• _WHAT IS REQUIRED_
Go through the entries and say how many lines contain the string "ausspielen". The number is the whole answer.

• _EXTRACTED INFORMATION_
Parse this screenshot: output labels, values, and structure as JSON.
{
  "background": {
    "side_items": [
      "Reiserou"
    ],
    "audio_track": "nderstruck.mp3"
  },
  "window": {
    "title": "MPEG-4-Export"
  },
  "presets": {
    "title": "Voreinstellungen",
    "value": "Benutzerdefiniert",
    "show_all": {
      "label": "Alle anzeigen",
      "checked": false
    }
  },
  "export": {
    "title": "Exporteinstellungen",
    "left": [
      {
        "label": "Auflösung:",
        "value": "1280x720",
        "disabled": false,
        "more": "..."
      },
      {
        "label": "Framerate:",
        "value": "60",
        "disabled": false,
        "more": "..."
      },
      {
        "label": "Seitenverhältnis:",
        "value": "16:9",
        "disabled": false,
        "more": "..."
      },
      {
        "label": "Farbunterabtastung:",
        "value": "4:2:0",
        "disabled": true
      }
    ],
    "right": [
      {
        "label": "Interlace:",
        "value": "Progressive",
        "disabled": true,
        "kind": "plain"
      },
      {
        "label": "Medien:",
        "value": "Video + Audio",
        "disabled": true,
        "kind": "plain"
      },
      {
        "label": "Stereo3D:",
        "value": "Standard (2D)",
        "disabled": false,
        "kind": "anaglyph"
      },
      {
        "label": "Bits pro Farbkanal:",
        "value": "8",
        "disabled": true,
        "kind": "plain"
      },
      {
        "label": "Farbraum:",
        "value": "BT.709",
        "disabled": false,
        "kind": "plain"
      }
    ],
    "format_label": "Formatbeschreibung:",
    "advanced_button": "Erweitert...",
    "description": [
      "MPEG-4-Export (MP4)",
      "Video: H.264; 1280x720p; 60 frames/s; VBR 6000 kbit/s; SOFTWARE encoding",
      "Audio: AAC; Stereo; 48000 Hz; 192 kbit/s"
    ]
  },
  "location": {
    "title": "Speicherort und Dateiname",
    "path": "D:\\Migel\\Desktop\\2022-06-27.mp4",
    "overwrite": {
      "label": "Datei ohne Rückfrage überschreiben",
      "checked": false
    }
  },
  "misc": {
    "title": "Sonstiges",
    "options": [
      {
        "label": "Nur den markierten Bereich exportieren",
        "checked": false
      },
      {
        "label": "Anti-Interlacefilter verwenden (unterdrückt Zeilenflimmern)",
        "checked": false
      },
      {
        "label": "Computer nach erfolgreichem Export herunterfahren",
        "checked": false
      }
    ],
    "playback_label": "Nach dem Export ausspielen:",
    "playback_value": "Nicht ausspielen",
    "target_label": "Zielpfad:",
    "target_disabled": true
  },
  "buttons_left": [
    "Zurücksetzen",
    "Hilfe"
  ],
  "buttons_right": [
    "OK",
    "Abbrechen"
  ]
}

• _SOLUTION FOR THIS TASK_
2